Though Dallas isn’t the first case of a person targeting police either out of frustration or even self-defense, it is possibly one of the first cases of a local law enforcement agency using a robot to kill a suspect, as Popular Science reported.

Brown explained that his officers used a remote-controlled robot to detonate a bomb close to the suspect, killing him in the blast.

He said it was after several hours of failed negotiation and an exchange of gunfire that police decided to use the bomb instead of exposing officers to danger. The bomb disposal robot is typically used to defuse explosives that could potentially otherwise cause serious harm to or kill an officer.        

According to records maintained by Bard College in New York, the Dallas County Sheriff’s Department acquired an MARCbot for $10,000 in 2014 and officers reportedly used it to defuse ordinance during a shooting last year, though it was not used on the suspect.

This latest unconventional means of policing raised the eyebrows of those who witnessed the federal government’s attempt to rally around community-oriented policing after criticism surfaced about local law enforcement agencies across the country spending millions of dollars on surplus military gear.

When all eyes were on Ferguson, Missouri, following the fatal police shooting of black Michael Brown by white officer Darren Wilson almost two years ago, the police response to the resulting civil unrest was anything but community-oriented and more closely resembled a military occupation.

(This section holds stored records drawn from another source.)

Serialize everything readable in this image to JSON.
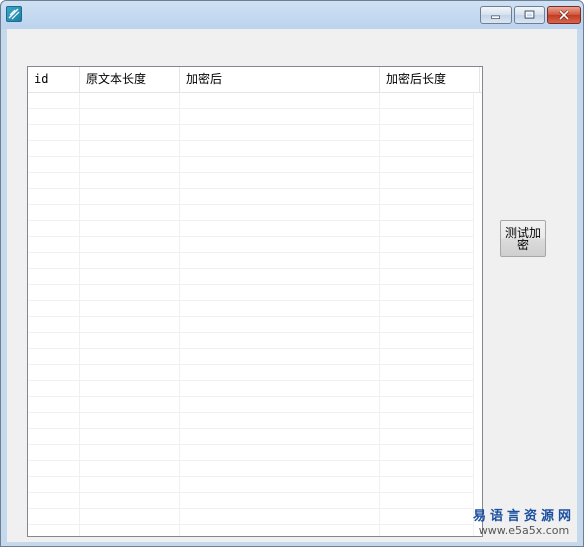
{
  "window": {
    "title": ""
  },
  "listview": {
    "columns": [
      {
        "label": "id"
      },
      {
        "label": "原文本长度"
      },
      {
        "label": "加密后"
      },
      {
        "label": "加密后长度"
      }
    ],
    "rows": []
  },
  "buttons": {
    "test_encrypt_label": "测试加密"
  },
  "watermark": {
    "site_name": "易语言资源网",
    "site_url": "www.e5a5x.com"
  },
  "colors": {
    "accent": "#1b4fa0",
    "close_button": "#c23a22"
  }
}
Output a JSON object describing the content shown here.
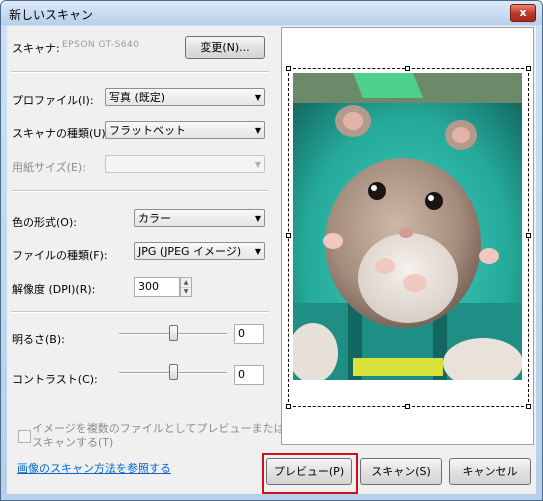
{
  "window": {
    "title": "新しいスキャン",
    "close_glyph": "x"
  },
  "scanner": {
    "label": "スキャナ:",
    "name": "EPSON GT-S640",
    "change_button": "変更(N)..."
  },
  "profile": {
    "label": "プロファイル(I):",
    "value": "写真 (既定)"
  },
  "source": {
    "label": "スキャナの種類(U):",
    "value": "フラットベット"
  },
  "paper_size": {
    "label": "用紙サイズ(E):",
    "value": ""
  },
  "color_format": {
    "label": "色の形式(O):",
    "value": "カラー"
  },
  "file_type": {
    "label": "ファイルの種類(F):",
    "value": "JPG (JPEG イメージ)"
  },
  "resolution": {
    "label": "解像度 (DPI)(R):",
    "value": "300"
  },
  "brightness": {
    "label": "明るさ(B):",
    "value": "0",
    "level_fraction": 0.5
  },
  "contrast": {
    "label": "コントラスト(C):",
    "value": "0",
    "level_fraction": 0.5
  },
  "multi_file_checkbox": {
    "label_line1": "イメージを複数のファイルとしてプレビューまたは",
    "label_line2": "スキャンする(T)",
    "checked": false
  },
  "help_link": "画像のスキャン方法を参照する",
  "buttons": {
    "preview": "プレビュー(P)",
    "scan": "スキャン(S)",
    "cancel": "キャンセル"
  },
  "colors": {
    "highlight": "#d0111b",
    "link": "#0066cc",
    "close_button": "#c0392b"
  }
}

“As it is said, if you have it you will use it,” said Graylan Scott Hagler, Pastor at the Plymouth Congregational United Church of Christ in Washington, D.C. and chairperson of Faith Strategies. “But it also makes the police look like an occupying army which is the way that it is perceived by a significant portion of the population. Nothing has changed since Ferguson or before Ferguson.”

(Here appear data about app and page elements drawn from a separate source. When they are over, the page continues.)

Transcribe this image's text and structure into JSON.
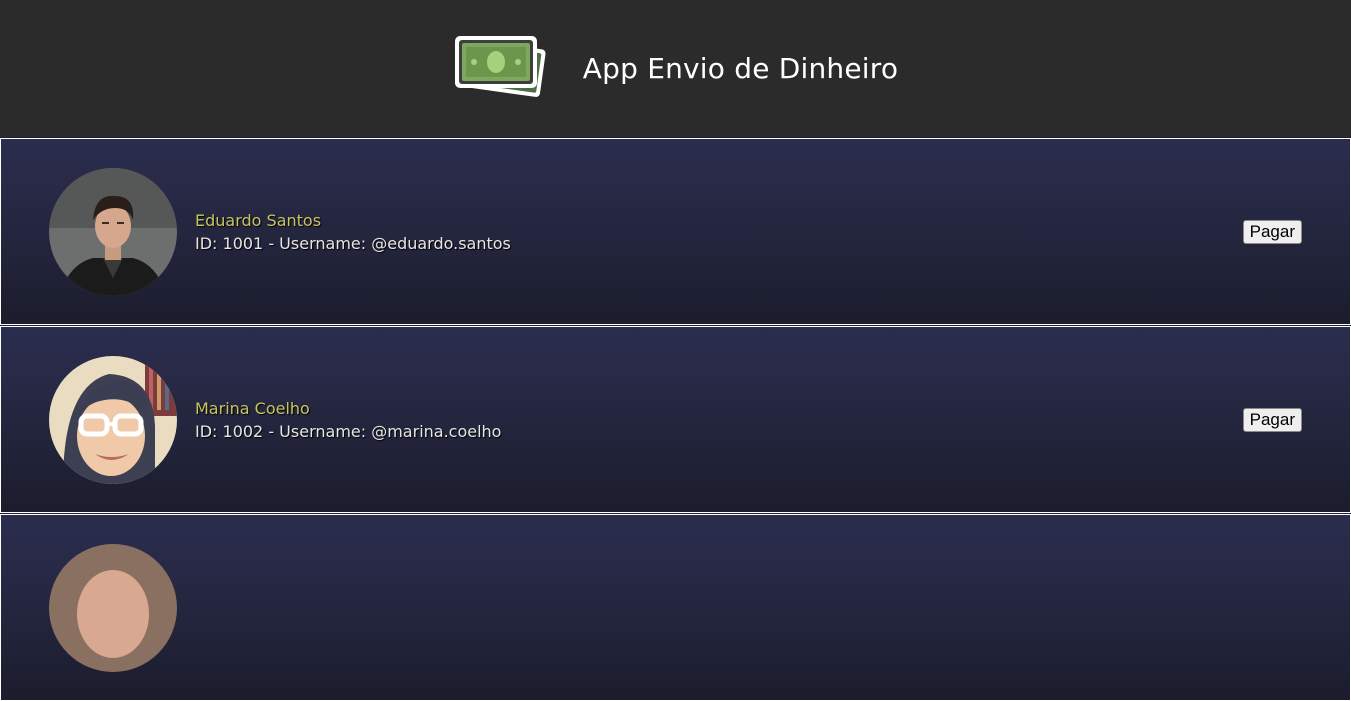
{
  "header": {
    "title": "App Envio de Dinheiro",
    "logo_icon": "money-bills-icon"
  },
  "users": [
    {
      "name": "Eduardo Santos",
      "meta": "ID: 1001 - Username: @eduardo.santos",
      "button_label": "Pagar"
    },
    {
      "name": "Marina Coelho",
      "meta": "ID: 1002 - Username: @marina.coelho",
      "button_label": "Pagar"
    }
  ],
  "colors": {
    "header_bg": "#2b2b2b",
    "row_bg_top": "#2b2d4e",
    "row_bg_bottom": "#1b1c2c",
    "name_color": "#c8c45f",
    "meta_color": "#e6e6e6"
  }
}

For Hagler, it boils down to race relations, which he said is at its lowest since the peaceful time of segregation in the U.S.

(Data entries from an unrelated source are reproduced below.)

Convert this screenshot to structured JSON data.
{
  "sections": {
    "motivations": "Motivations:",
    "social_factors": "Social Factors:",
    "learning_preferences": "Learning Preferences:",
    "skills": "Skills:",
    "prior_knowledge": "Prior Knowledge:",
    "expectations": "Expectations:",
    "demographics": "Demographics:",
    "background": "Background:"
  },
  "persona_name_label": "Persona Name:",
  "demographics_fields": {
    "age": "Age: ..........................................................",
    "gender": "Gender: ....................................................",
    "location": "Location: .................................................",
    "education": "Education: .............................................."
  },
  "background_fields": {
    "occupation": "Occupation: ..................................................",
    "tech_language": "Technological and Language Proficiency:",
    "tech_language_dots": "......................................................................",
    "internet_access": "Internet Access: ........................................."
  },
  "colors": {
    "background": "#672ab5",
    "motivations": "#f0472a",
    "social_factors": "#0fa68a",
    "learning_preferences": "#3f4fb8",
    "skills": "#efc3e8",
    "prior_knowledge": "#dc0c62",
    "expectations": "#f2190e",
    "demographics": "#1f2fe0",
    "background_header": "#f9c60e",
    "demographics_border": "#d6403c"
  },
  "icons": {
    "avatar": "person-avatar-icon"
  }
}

“There is the misguided and ill-informed perspective that white privilege has been displaced ever since the election of President Obama,” Hagler told Guns.com in an email. “[Donald] Trump and his shrill xenophobic and racist rhetoric has fueled the flames of white racial misinformation. The shooter in Dallas obviously had no constructive ways to deal with his own rage and the results manifested itself in this fashion. It is unfortunate and cannot be justified, but neither can police shootings of Black people without penalty be justified either. This is where the rage comes from. Black persons one after another are killed with impunity.”

The solution, Hagler said, is through federal oversight, civilian review boards with power to make informed decisions and more homegrown law enforcement.

Though the percentage of black police officers across the country is on par with the group’s overall makeup in the population – 13 percent according to the Bureau of Labor Statistics and the U.S. Census – some have argued police departments sometimes don’t mirror the communities they serve.     

Kelly, however, sees the federal government and its military spending as the root of the problems faced by the black community and others who are marginalized by society.      

“The Department of Defense, a wide variety of ‘security’ contractors, the prison industry and the local police force commandeer vast resources in terms of funding, ingenuity and problem-solving capacities. What is left for the groups that don’t rely on threat and force to solve problems?” said Kelly, who is also a part of the Catholic Worker movement, which sends its people out to “seedy” parts of towns or cities in the U.S. on peace-keeping missions.

None of them carried guns, Kelly said.

How do people distinguish themselves as successful trainees in police academies? I think willingness to use threat and force must be considered normal. I can imagine that people feel traumatized at some point during their own training. Could a different sense of security be developed?  Unquestionably. Not so long ago, teachers used corporal punishment and brute force on their students. That doesn’t happen anymore,” Kelly said.